Segment Start: AVAILABLE DATA

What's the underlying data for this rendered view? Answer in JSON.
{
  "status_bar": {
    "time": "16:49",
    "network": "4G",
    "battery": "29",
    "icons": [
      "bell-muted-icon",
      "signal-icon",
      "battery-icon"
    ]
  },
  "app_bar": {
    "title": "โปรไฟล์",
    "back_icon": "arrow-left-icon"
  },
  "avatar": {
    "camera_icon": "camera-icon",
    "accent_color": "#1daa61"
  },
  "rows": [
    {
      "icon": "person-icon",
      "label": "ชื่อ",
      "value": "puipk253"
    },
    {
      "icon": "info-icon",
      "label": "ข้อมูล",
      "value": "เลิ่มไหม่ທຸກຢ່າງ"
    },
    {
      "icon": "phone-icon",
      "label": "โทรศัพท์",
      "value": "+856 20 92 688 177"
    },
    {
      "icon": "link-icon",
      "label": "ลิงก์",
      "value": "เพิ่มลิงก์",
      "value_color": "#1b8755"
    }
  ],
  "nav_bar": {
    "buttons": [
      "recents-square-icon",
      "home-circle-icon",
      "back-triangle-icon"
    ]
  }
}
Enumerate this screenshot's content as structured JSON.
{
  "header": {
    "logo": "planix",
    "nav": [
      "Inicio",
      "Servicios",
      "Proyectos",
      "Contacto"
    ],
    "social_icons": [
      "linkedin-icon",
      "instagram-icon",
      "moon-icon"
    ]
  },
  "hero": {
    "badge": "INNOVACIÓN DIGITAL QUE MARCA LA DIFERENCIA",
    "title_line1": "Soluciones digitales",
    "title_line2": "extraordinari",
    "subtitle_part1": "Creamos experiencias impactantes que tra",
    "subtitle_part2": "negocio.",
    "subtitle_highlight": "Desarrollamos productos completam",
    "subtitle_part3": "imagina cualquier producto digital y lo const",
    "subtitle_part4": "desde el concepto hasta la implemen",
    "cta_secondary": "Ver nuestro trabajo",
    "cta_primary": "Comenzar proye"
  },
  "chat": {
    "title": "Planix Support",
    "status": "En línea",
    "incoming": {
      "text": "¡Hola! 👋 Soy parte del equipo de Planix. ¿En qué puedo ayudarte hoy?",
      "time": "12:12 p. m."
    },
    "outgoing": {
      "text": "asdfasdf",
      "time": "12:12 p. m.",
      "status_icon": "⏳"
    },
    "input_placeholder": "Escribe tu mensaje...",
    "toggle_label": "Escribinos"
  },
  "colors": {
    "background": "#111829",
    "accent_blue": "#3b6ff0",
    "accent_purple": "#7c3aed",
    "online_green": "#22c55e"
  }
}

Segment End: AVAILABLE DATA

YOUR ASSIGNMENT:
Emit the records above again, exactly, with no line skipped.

RESULT OF THE EXERCISE:
What's the underlying data for this rendered view? Answer in JSON.
{
  "status_bar": {
    "time": "16:49",
    "network": "4G",
    "battery": "29",
    "icons": [
      "bell-muted-icon",
      "signal-icon",
      "battery-icon"
    ]
  },
  "app_bar": {
    "title": "โปรไฟล์",
    "back_icon": "arrow-left-icon"
  },
  "avatar": {
    "camera_icon": "camera-icon",
    "accent_color": "#1daa61"
  },
  "rows": [
    {
      "icon": "person-icon",
      "label": "ชื่อ",
      "value": "puipk253"
    },
    {
      "icon": "info-icon",
      "label": "ข้อมูล",
      "value": "เลิ่มไหม่ທຸກຢ່າງ"
    },
    {
      "icon": "phone-icon",
      "label": "โทรศัพท์",
      "value": "+856 20 92 688 177"
    },
    {
      "icon": "link-icon",
      "label": "ลิงก์",
      "value": "เพิ่มลิงก์",
      "value_color": "#1b8755"
    }
  ],
  "nav_bar": {
    "buttons": [
      "recents-square-icon",
      "home-circle-icon",
      "back-triangle-icon"
    ]
  }
}
Enumerate this screenshot's content as structured JSON.
{
  "header": {
    "logo": "planix",
    "nav": [
      "Inicio",
      "Servicios",
      "Proyectos",
      "Contacto"
    ],
    "social_icons": [
      "linkedin-icon",
      "instagram-icon",
      "moon-icon"
    ]
  },
  "hero": {
    "badge": "INNOVACIÓN DIGITAL QUE MARCA LA DIFERENCIA",
    "title_line1": "Soluciones digitales",
    "title_line2": "extraordinari",
    "subtitle_part1": "Creamos experiencias impactantes que tra",
    "subtitle_part2": "negocio.",
    "subtitle_highlight": "Desarrollamos productos completam",
    "subtitle_part3": "imagina cualquier producto digital y lo const",
    "subtitle_part4": "desde el concepto hasta la implemen",
    "cta_secondary": "Ver nuestro trabajo",
    "cta_primary": "Comenzar proye"
  },
  "chat": {
    "title": "Planix Support",
    "status": "En línea",
    "incoming": {
      "text": "¡Hola! 👋 Soy parte del equipo de Planix. ¿En qué puedo ayudarte hoy?",
      "time": "12:12 p. m."
    },
    "outgoing": {
      "text": "asdfasdf",
      "time": "12:12 p. m.",
      "status_icon": "⏳"
    },
    "input_placeholder": "Escribe tu mensaje...",
    "toggle_label": "Escribinos"
  },
  "colors": {
    "background": "#111829",
    "accent_blue": "#3b6ff0",
    "accent_purple": "#7c3aed",
    "online_green": "#22c55e"
  }
}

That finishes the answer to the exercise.